Dubai: Dubai plans to sell 10-year dollar-denominated Islamic bonds as the Gulf emirate takes advantage of tumbling borrowing costs, according to four people familiar with the matter. The benchmark-sized sukuk may price to yield at the low 4 per cent range, according to the people, who asked not to be named because the details are private. The size of benchmark bonds is typically at least $500 million.
The issuance will be the first sovereign sukuk sale in the six-nation Gulf Cooperation Council (GCC) this year, according to data. Sales of bonds that comply with Islam's ban on interest surged to a record $21 billion in the region last year as borrowing costs plunged. The yield on Dubai's 6.396 per cent sukuk due in 2014 tumbled 344 basis points, or 3.44 percentage points, in 2012 to 2.13 per cent, the data show.
"I cannot imagine a more opportune time for Dubai to come to the market," Ghassan Chehayeb, research director for the Middle East and North Africa at Exotix, said yesterday.
Demand for sukuk
"Appetite for Islamic paper is growing exponentially, and sentiment towards Dubai is incredibly positive.
"The emirate has significant refinancing needs in 2015/2016, so it is critical that they continue to manage this challenging maturity schedule in advance."
Dubai, the second-biggest emirate in the United Arab Emirates, raked up $113 billion in debt to turn itself into a regional hub for commerce, transport and financial services, before teetering on the brink of default in 2009. Dubai state-linked maturities, not including restructured loans, amount to about $7 billion this year, almost $32 billion in 2014 and $9.6 billion in 2015, according to Bank of America Merrill Lynch estimates.
The emirate's credit risk dropped more than peers in the Middle East last year as state-linked companies paid and restructured debt.
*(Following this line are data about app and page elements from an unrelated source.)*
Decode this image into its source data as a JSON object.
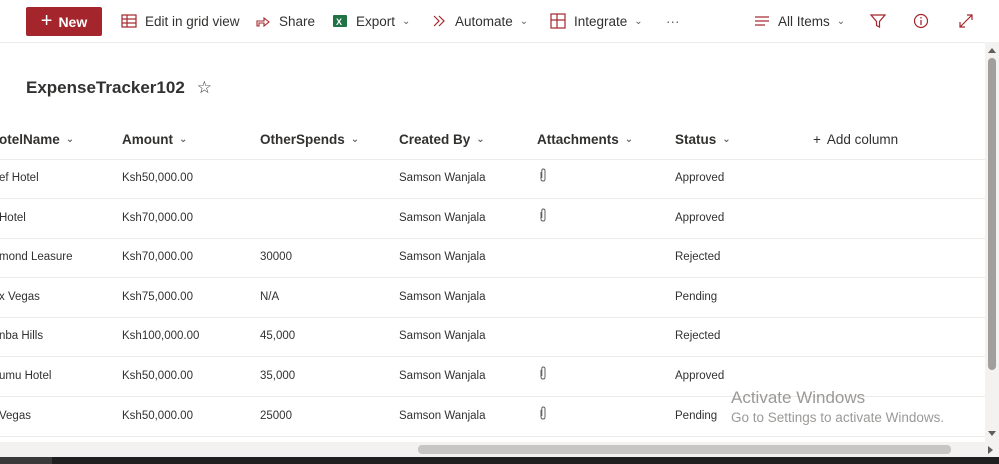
{
  "commandbar": {
    "new_label": "New",
    "edit_grid_label": "Edit in grid view",
    "share_label": "Share",
    "export_label": "Export",
    "automate_label": "Automate",
    "integrate_label": "Integrate",
    "more_label": "···",
    "view_label": "All Items"
  },
  "colors": {
    "accent": "#a4262c",
    "excel_green": "#217346"
  },
  "list": {
    "title": "ExpenseTracker102",
    "favorite_icon": "☆"
  },
  "columns": [
    {
      "label": "otelName",
      "has_chevron": true
    },
    {
      "label": "Amount",
      "has_chevron": true
    },
    {
      "label": "OtherSpends",
      "has_chevron": true
    },
    {
      "label": "Created By",
      "has_chevron": true
    },
    {
      "label": "Attachments",
      "has_chevron": true
    },
    {
      "label": "Status",
      "has_chevron": true
    },
    {
      "label": "Add column",
      "prefix": "+"
    }
  ],
  "rows": [
    {
      "hotel": "ef Hotel",
      "amount": "Ksh50,000.00",
      "other": "",
      "created_by": "Samson Wanjala",
      "attachment": true,
      "status": "Approved"
    },
    {
      "hotel": "Hotel",
      "amount": "Ksh70,000.00",
      "other": "",
      "created_by": "Samson Wanjala",
      "attachment": true,
      "status": "Approved"
    },
    {
      "hotel": "mond Leasure",
      "amount": "Ksh70,000.00",
      "other": "30000",
      "created_by": "Samson Wanjala",
      "attachment": false,
      "status": "Rejected"
    },
    {
      "hotel": "x Vegas",
      "amount": "Ksh75,000.00",
      "other": "N/A",
      "created_by": "Samson Wanjala",
      "attachment": false,
      "status": "Pending"
    },
    {
      "hotel": "nba Hills",
      "amount": "Ksh100,000.00",
      "other": "45,000",
      "created_by": "Samson Wanjala",
      "attachment": false,
      "status": "Rejected"
    },
    {
      "hotel": "umu Hotel",
      "amount": "Ksh50,000.00",
      "other": "35,000",
      "created_by": "Samson Wanjala",
      "attachment": true,
      "status": "Approved"
    },
    {
      "hotel": "Vegas",
      "amount": "Ksh50,000.00",
      "other": "25000",
      "created_by": "Samson Wanjala",
      "attachment": true,
      "status": "Pending"
    }
  ],
  "watermark": {
    "line1": "Activate Windows",
    "line2": "Go to Settings to activate Windows."
  }
}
The cost of insuring the emirate's unrated bonds for five years has retreated 15 basis points this month to 210 on Sunday, according to data provider CMA, which is owned by McGraw-Hill and compiles prices quoted by dealers in the privately negotiated market.
"Investor's perception for Dubai credit risk has improved significantly in 2012 and the strong risk-on momentum continues into 2013," Apostolos Bantis, a credit analyst at Commerzbank in London, said yesterday.
The government hired HSBC, Standard Chartered, Emirates NBD, Dubai Islamic Bank and National Bank of Abu Dhabi to arrange the sale, the people said. The government's last bond issuance was in April, when it sold $1.25 billion of sukuk in two tranches, including $600 million of five-year notes at a coupon of 4.9 per cent. It also raised $650 million of 10-year bonds at a 6.45 per cent coupon. The offering secured $4.5 billion in bids.
Dubai plans to create an Islamic finance council to regulate equity and fixed-income products as it seeks to become a hub for the industry, taking on centers such Bahrain and Malaysia, home to the biggest sukuk market in the entire world. Islamic finance will become one of the economy's 'core' industries, the government said this month.
The premium investors demand to own Dubai's bonds over Malaysia's 3.928 per cent Sharia-compliant notes due June 2015 narrowed five basis points this month to 75 as of January 18.